The task
Find every line in the records below that holds the word "about" and copy it.

[Dataset rows for apps and sites]
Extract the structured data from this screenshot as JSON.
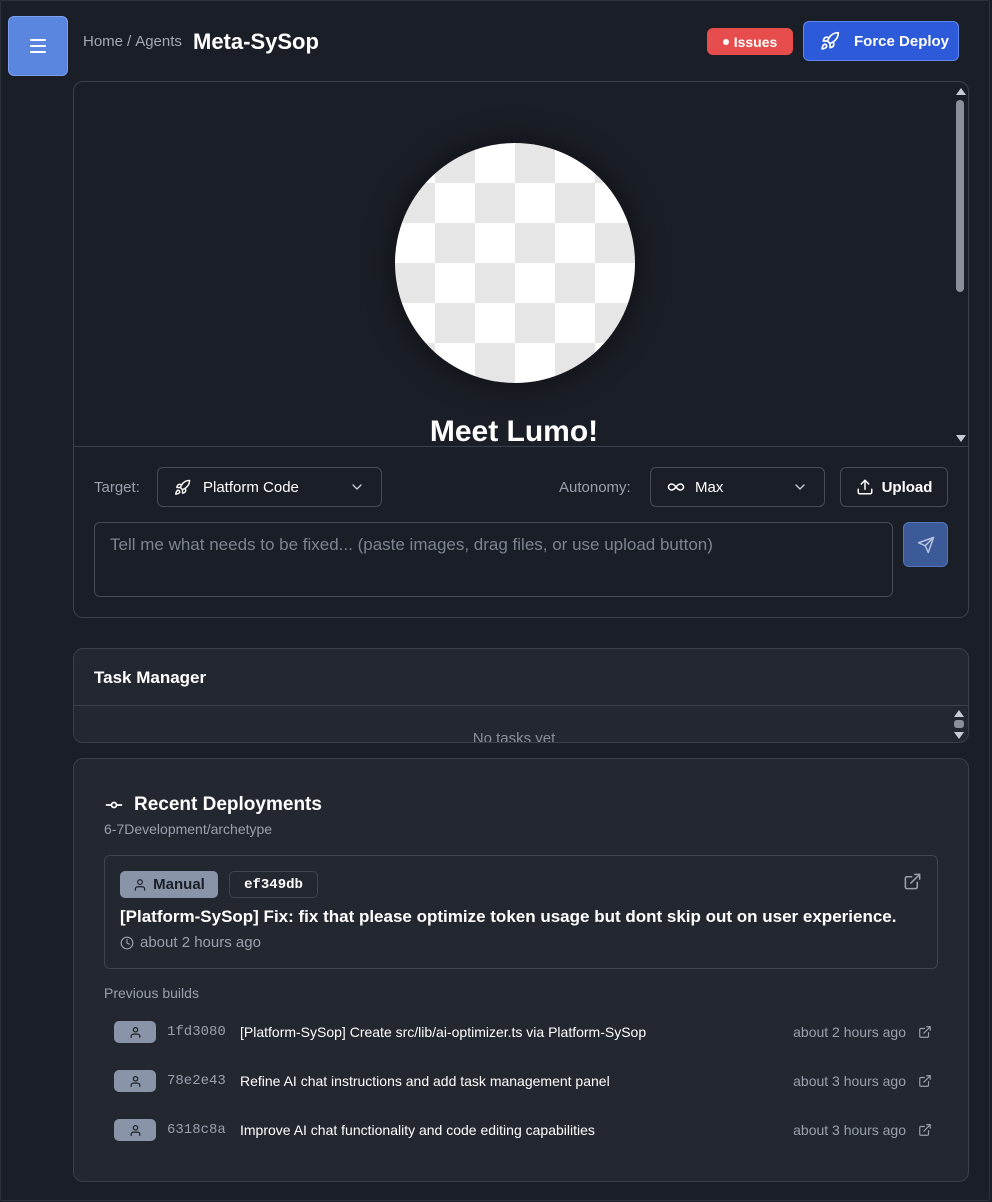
{
  "header": {
    "breadcrumb": [
      "Home",
      "/",
      "Agents"
    ],
    "title": "Meta-SySop",
    "issues_label": "Issues",
    "deploy_label": "Force Deploy"
  },
  "chat": {
    "welcome_title": "Meet Lumo!",
    "target_label": "Target:",
    "target_value": "Platform Code",
    "autonomy_label": "Autonomy:",
    "autonomy_value": "Max",
    "upload_label": "Upload",
    "input_placeholder": "Tell me what needs to be fixed... (paste images, drag files, or use upload button)",
    "input_value": ""
  },
  "tasks": {
    "title": "Task Manager",
    "empty_text": "No tasks yet"
  },
  "deployments": {
    "title": "Recent Deployments",
    "repo": "6-7Development/archetype",
    "latest": {
      "type": "Manual",
      "hash": "ef349db",
      "message": "[Platform-SySop] Fix: fix that please optimize token usage but dont skip out on user experience.",
      "time": "about 2 hours ago"
    },
    "previous_label": "Previous builds",
    "previous": [
      {
        "hash": "1fd3080",
        "message": "[Platform-SySop] Create src/lib/ai-optimizer.ts via Platform-SySop",
        "time": "about 2 hours ago"
      },
      {
        "hash": "78e2e43",
        "message": "Refine AI chat instructions and add task management panel",
        "time": "about 3 hours ago"
      },
      {
        "hash": "6318c8a",
        "message": "Improve AI chat functionality and code editing capabilities",
        "time": "about 3 hours ago"
      }
    ]
  },
  "colors": {
    "background": "#1a1e26",
    "card": "#232730",
    "primary": "#2d5ad8",
    "menu": "#5b86e0",
    "issues": "#e84d4d"
  },
  "icons": [
    "menu-icon",
    "rocket-icon",
    "chevron-down-icon",
    "infinity-icon",
    "upload-icon",
    "send-icon",
    "commit-icon",
    "user-icon",
    "external-link-icon",
    "clock-icon"
  ]
}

Task output
      "time": "about 2 hours ago"
        "time": "about 2 hours ago"
        "time": "about 3 hours ago"
        "time": "about 3 hours ago"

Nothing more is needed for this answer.